When one thinks of migration, one usually thinks that animals go south in the autumn and go north in springtime. That is what is called COMPLETE MIGRATION, but it is an over simplification. Amount of daylight, weather conditions, or food supplies; are factors that influence the time or type of movement. Some species like Robins, Red-Tailed Hawks, and Towhees are PARTIAL MIGRATORS. Many of these species migrate but a portion stay around all year long – especially if food sources are adequate or to protect a territory and nesting site. Young birds are more apt to make the long trip because of a low social rank. Adult individuals force them to vacate the area.

DISPERSAL is the result of newly fledged birds moving to find space where they can establish their own territory. It is believed that this type of movement is the origin of complete south/north migratory patterns. Another type of migration is called DIFFERENTIAL. This type is influenced by existing conditions. Where nest cavities are in short supply, the American Kestrel may not move away from his established nest box.

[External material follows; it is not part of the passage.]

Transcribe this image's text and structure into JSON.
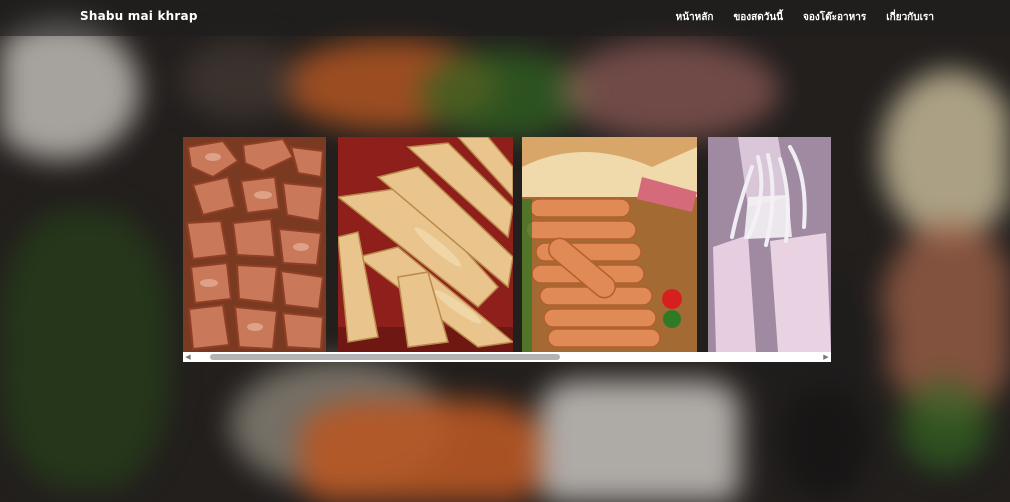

Water birds may move to the closest area that has open water. ALTITUDINAL MIGRATION is from High Mountain (where weather conditions mimic the more northern latitudes) down to lower elevations to spend the winter. Pine Grosbeaks and Juncos fit this type. Juncos that are abundant around bird feeders in winter are absent in summer.

IRRUPTIVE MIGRATION is very irregular. This is not necessarily a north/south trajectory, but often a lateral movement for better feeding conditions, and is not made every year. Years of severe weather can be a stimulus. A shortage of conifer cones makes Crossbills move to more productive forest areas. Abundance of small rodents (voles, mice, gophers, etc) affects predator movements. Owls especially are birds that are subject to these conditions.

Like all things in life, what appears simple on the surface is usually much more complicated.

A Great Gray Owl: An irruptive species

A Great Gray Owl: An irruptive species